(Element data from apps and pages)
------------------------

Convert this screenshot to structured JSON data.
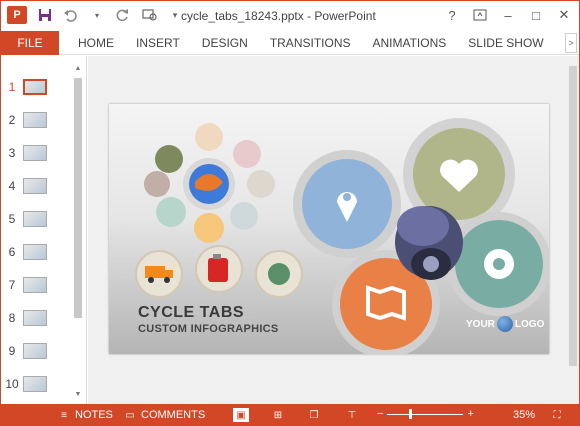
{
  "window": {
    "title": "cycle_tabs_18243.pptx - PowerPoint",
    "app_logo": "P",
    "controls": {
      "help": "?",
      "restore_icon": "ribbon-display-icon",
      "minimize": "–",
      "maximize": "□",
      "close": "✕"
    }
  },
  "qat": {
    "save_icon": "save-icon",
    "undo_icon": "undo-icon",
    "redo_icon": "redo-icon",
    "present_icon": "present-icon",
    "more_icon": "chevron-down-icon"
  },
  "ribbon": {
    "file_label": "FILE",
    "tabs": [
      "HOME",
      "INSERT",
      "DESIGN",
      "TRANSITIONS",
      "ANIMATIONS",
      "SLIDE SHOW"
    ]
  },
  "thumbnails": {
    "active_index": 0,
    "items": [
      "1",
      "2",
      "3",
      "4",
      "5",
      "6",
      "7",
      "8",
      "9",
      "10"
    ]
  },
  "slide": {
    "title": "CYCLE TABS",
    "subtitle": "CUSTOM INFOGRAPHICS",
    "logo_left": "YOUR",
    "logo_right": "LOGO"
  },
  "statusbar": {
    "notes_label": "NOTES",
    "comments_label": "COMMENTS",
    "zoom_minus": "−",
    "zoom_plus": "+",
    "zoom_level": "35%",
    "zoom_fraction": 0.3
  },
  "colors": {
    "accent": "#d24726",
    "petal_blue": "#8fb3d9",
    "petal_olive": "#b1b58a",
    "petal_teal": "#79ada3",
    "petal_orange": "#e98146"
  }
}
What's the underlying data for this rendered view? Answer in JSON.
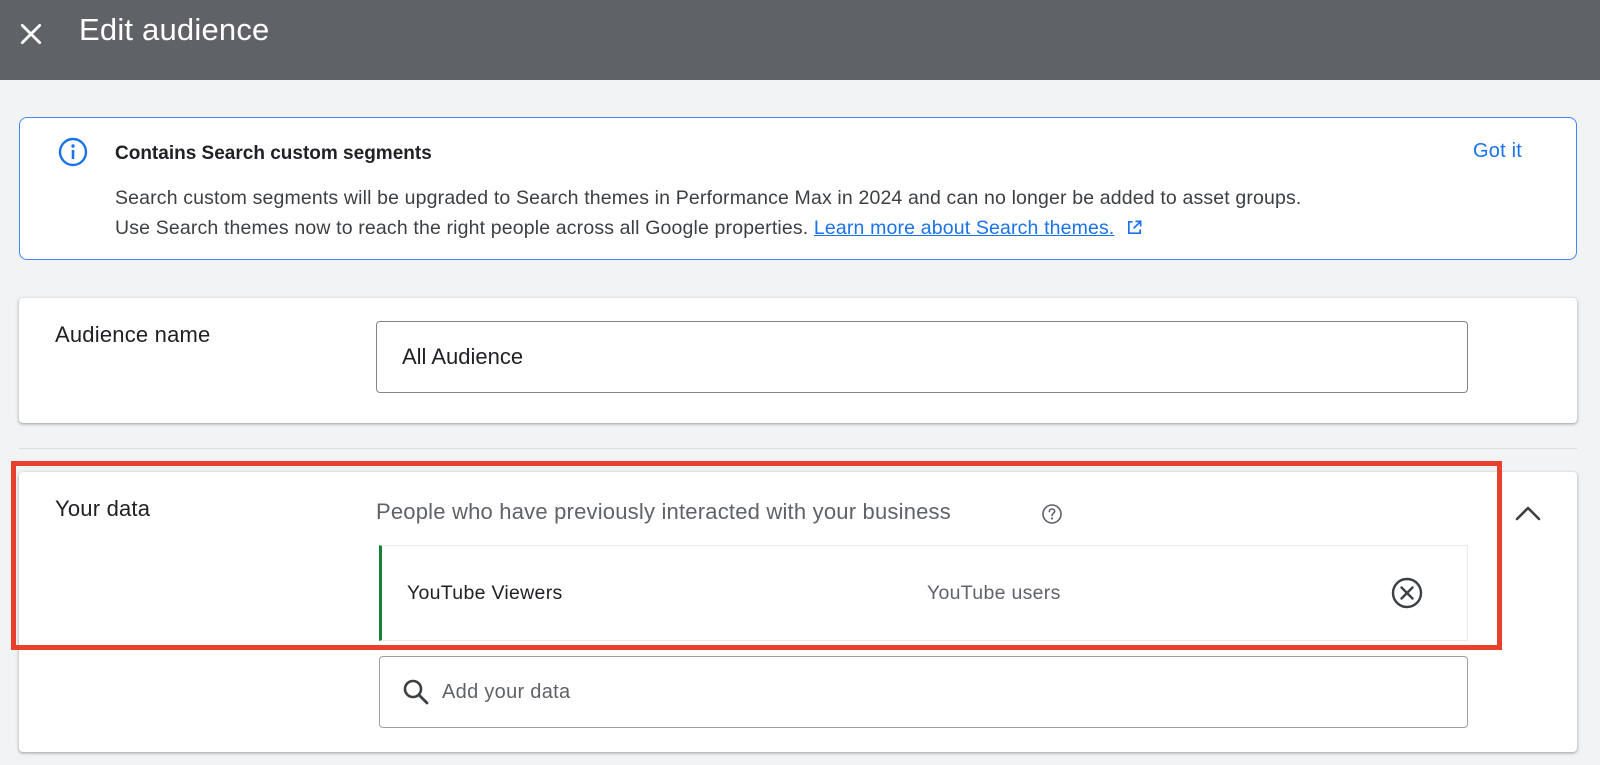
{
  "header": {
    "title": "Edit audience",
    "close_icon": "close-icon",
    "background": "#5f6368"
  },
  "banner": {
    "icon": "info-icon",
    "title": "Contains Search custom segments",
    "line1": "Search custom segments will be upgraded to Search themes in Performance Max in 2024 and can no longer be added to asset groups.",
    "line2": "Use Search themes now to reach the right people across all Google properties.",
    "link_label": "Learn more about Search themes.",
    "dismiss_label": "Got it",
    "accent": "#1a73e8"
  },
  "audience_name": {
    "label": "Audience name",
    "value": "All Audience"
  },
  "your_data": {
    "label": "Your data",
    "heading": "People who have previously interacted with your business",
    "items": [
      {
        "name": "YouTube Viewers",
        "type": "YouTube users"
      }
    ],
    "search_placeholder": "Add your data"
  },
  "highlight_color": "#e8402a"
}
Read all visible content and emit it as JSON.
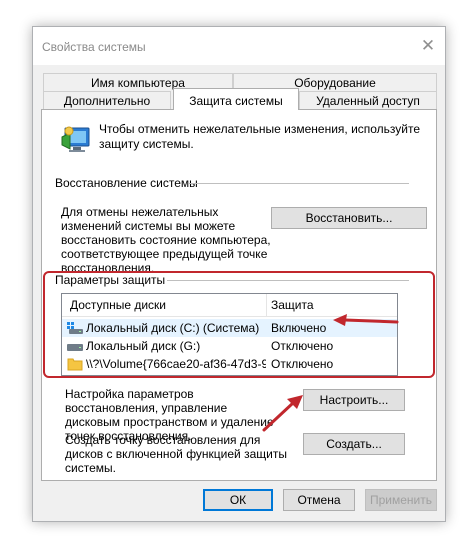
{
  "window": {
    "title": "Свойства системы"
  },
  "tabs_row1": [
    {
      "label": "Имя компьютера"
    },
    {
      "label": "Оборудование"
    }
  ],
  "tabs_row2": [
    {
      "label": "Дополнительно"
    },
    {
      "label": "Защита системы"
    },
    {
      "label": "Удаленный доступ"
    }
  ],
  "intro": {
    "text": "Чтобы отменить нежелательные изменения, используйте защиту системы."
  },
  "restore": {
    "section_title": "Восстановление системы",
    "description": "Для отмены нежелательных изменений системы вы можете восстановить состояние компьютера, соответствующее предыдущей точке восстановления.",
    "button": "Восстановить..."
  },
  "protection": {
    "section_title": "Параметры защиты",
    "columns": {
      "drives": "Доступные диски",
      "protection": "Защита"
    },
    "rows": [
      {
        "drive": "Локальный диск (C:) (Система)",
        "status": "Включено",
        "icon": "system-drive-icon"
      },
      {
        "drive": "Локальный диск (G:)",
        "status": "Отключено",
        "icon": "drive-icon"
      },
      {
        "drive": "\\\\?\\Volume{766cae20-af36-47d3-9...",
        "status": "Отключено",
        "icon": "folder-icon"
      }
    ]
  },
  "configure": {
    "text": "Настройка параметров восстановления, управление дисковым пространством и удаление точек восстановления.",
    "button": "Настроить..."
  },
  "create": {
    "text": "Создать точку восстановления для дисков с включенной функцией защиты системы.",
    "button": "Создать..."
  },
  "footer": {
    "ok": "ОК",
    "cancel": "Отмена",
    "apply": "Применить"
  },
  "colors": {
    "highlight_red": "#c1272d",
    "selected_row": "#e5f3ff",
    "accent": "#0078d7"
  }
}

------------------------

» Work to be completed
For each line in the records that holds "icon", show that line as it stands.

» Solution to the problem
      "restore_icon": "ribbon-display-icon",
    "save_icon": "save-icon",
    "undo_icon": "undo-icon",
    "redo_icon": "redo-icon",
    "present_icon": "present-icon",
    "more_icon": "chevron-down-icon"
    "close_icon": "close-icon",
    "icon": "info-icon",
        "icon": "system-drive-icon"
        "icon": "drive-icon"
        "icon": "folder-icon"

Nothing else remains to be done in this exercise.